A party is a risky act of faith on the part of the host who wants to offer joy and believes that his or her guests are worth the effort. It’s a risk for the host who doesn’t know if anybody will show up, too many people will show up, or there will be enough food and drink to go around. In hosting a party, we risk that we won’t have enough chairs for people to sit, that somebody might spill wine on our favorite chair, or break grandmother’s antique chair. There also is a risk that the guests might not get along, someone might say or do something inappropriate, or we might have to deal unexpectedly with someone’s pain or grief causing a guest to present him or herself more as a stranger than a friend.

The dinner party, as a metaphor for Gospel living, is not about cultivating a society of one’s own kind, or getting ahead through entertaining. Rather, the dinner party is about celebrating life with your neighbor, crossing the boundaries of race and class, and sharing the bounty of the harvest with those less fortunate than you. That’s what it means to “let mutual love continue while showing hospitality to strangers.”

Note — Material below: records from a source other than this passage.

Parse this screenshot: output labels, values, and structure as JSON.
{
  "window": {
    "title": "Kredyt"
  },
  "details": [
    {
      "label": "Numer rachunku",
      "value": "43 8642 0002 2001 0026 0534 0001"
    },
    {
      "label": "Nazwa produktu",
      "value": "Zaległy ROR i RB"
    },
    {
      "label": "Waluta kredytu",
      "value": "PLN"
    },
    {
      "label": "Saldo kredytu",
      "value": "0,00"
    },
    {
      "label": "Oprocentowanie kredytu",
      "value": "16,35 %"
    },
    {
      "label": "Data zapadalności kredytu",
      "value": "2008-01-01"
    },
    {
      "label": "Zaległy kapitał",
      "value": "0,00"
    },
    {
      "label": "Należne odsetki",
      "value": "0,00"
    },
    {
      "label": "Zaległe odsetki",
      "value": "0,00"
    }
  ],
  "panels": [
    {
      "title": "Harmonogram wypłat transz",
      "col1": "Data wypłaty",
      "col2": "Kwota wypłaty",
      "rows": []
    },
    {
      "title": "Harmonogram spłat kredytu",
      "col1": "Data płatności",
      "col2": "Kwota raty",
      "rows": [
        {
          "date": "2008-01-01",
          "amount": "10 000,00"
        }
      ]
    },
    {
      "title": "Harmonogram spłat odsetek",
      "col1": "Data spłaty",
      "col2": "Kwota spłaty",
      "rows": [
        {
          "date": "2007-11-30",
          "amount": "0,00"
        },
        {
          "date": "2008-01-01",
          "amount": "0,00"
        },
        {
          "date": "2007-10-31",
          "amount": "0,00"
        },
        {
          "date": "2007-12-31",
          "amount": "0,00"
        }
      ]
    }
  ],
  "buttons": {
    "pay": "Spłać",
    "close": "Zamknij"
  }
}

In a place where so many come to vacation, rest, and re-create, in a community where so many come to find acceptance, creativity and freedom; and others come to find work, Jesus’ social commentary and teaching about humility and hospitality is very real. Every summer, I witness residents, workers, artists, and business owners offer extraordinary hospitality to strangers, and I too often watch visitors behave as if they are in need of both Jesus’ and Emily Post’s etiquette books.

So this morning, as I bid you farewell till next summer, I want to offer you thanks for your generous hospitality. I so enjoy your companionship. I also want to leave you with a few questions to ponder over the winter months. Who needs the hospitality of this wonderful summer chapel where land, sky and sea meet? To whom is God calling us to provide safe harbor, to not only welcome but also seek? Who needs to be invited to Christ’s banquet in this place? And, to those of you who are summer hosts, how might you offer hospitality in ways that are life-giving to both your guests and you? And who should be at your dinner parties in the future? And finally, as we depart from one another, may we all remember that in the giving and receiving of hospitality with humility, we might “entertain angels unaware.”